When people demanded Obama’s impeachment, I would respectfully disagree and remind them that we can’t impeach someone just because we don’t like him or disagree with him or because he said something that was untruthful. I would always argue that the best way to defeat Barack Obama was at the ballot box, not through impeachment proceedings.
The media need to take stock too. We are engulfed in a media culture of “report, then verify,” driven by “gotcha” moments to fuel “viral” videos. In too many parts of America — and especially in our nation’s capital — we are seeing people who, for lack of a better term, are losing their minds in hating people who disagree with them politically. And all too often, the media is fanning the flames.
I am stunned that the New York Times is sponsoring a play in which President Trump is assassinated. I was shocked and disgusted by the Kathy Griffin pictures, and just yesterday, I was alarmed when Johnny Depp somehow thought it was OK to declare that maybe it was time for an actor assassinate a U.S. president again.
It’s OK to disagree about politics. But disagreement shouldn’t equal hate. As an adult, I often disagreed politically with my mother. She was a Kennedy Democrat and I am a Reagan Republican. But I loved her, and she loved me. I respected her views, and she respected mine. We, as Americans, can respect each other even when we disagree. And even when we disagree, we can work together to achieve common goals to improve our country.
Let’s start believing the best in each other, instead of the worst. Let’s not assume that people on the other side of us politically are evil. Let’s believe that their intentions are noble even when their policies are wrong. Let’s do our part to make our politics and our country a better place, a more hopeful place, and a place where all of us can feel respected and valued.
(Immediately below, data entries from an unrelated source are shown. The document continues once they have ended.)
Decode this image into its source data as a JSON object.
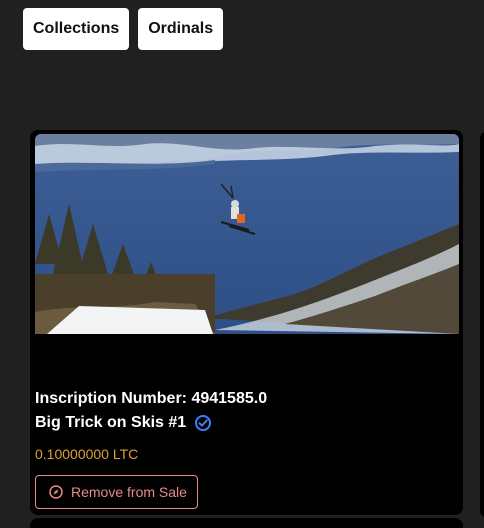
{
  "nav": {
    "collections_label": "Collections",
    "ordinals_label": "Ordinals"
  },
  "card": {
    "image_subject": "skier jumping over a lake",
    "inscription_text": "Inscription Number: 4941585.0",
    "title": "Big Trick on Skis #1",
    "verified_icon": "verified-check-icon",
    "price": "0.10000000 LTC",
    "remove_label": "Remove from Sale",
    "remove_icon": "compass-icon"
  },
  "colors": {
    "background": "#202020",
    "card": "#000000",
    "price": "#e0a030",
    "remove": "#e98a8a",
    "verified": "#3b82f6"
  }
}
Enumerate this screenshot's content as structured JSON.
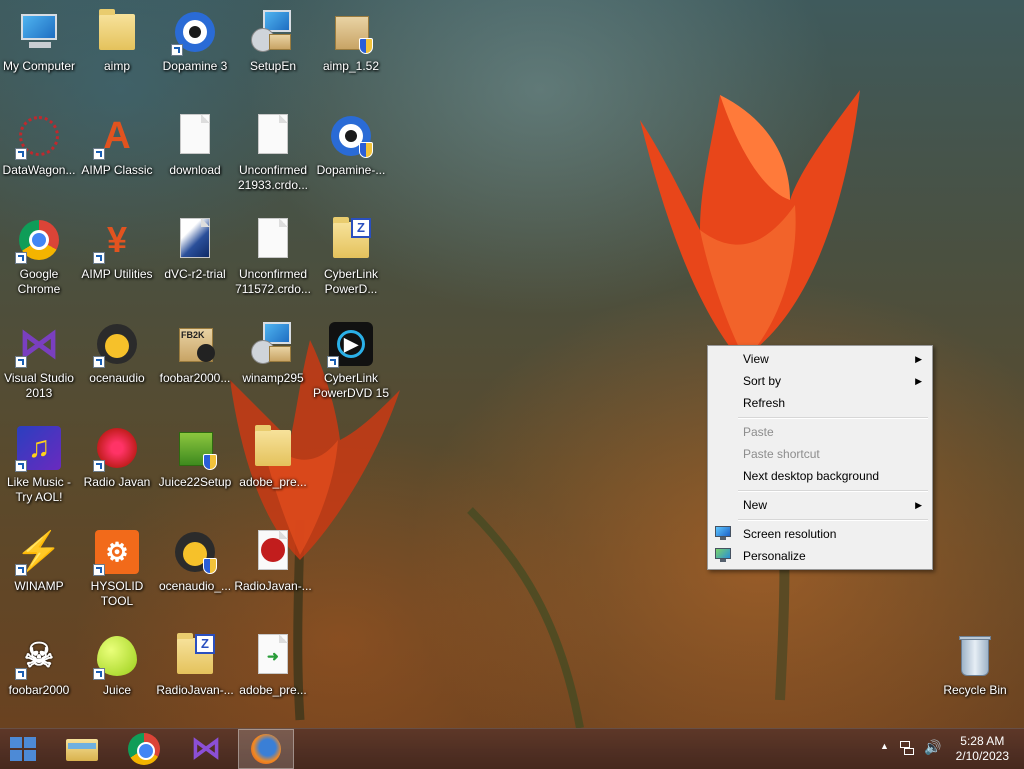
{
  "desktop": {
    "icons": [
      {
        "label": "My Computer"
      },
      {
        "label": "aimp"
      },
      {
        "label": "Dopamine 3"
      },
      {
        "label": "SetupEn"
      },
      {
        "label": "aimp_1.52"
      },
      {
        "label": "DataWagon..."
      },
      {
        "label": "AIMP Classic"
      },
      {
        "label": "download"
      },
      {
        "label": "Unconfirmed 21933.crdo..."
      },
      {
        "label": "Dopamine-..."
      },
      {
        "label": "Google Chrome"
      },
      {
        "label": "AIMP Utilities"
      },
      {
        "label": "dVC-r2-trial"
      },
      {
        "label": "Unconfirmed 711572.crdo..."
      },
      {
        "label": "CyberLink PowerD..."
      },
      {
        "label": "Visual Studio 2013"
      },
      {
        "label": "ocenaudio"
      },
      {
        "label": "foobar2000..."
      },
      {
        "label": "winamp295"
      },
      {
        "label": "CyberLink PowerDVD 15"
      },
      {
        "label": "Like Music - Try AOL!"
      },
      {
        "label": "Radio Javan"
      },
      {
        "label": "Juice22Setup"
      },
      {
        "label": "adobe_pre..."
      },
      {
        "label": "WINAMP"
      },
      {
        "label": "HYSOLID TOOL"
      },
      {
        "label": "ocenaudio_..."
      },
      {
        "label": "RadioJavan-..."
      },
      {
        "label": "foobar2000"
      },
      {
        "label": "Juice"
      },
      {
        "label": "RadioJavan-..."
      },
      {
        "label": "adobe_pre..."
      },
      {
        "label": "Recycle Bin"
      }
    ]
  },
  "context_menu": {
    "view": "View",
    "sort_by": "Sort by",
    "refresh": "Refresh",
    "paste": "Paste",
    "paste_shortcut": "Paste shortcut",
    "next_background": "Next desktop background",
    "new": "New",
    "screen_resolution": "Screen resolution",
    "personalize": "Personalize",
    "submenu_arrow": "▶"
  },
  "taskbar": {
    "pinned": [
      "File Explorer",
      "Google Chrome",
      "Visual Studio",
      "Firefox"
    ],
    "tray_up_arrow": "▲",
    "time": "5:28 AM",
    "date": "2/10/2023"
  },
  "colors": {
    "menu_bg": "#f0f0f0",
    "taskbar": "#5f3728",
    "start_accent": "#4d8ad6"
  }
}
1st District Rep. Raul Labrador wrote this letter to constituents June 23.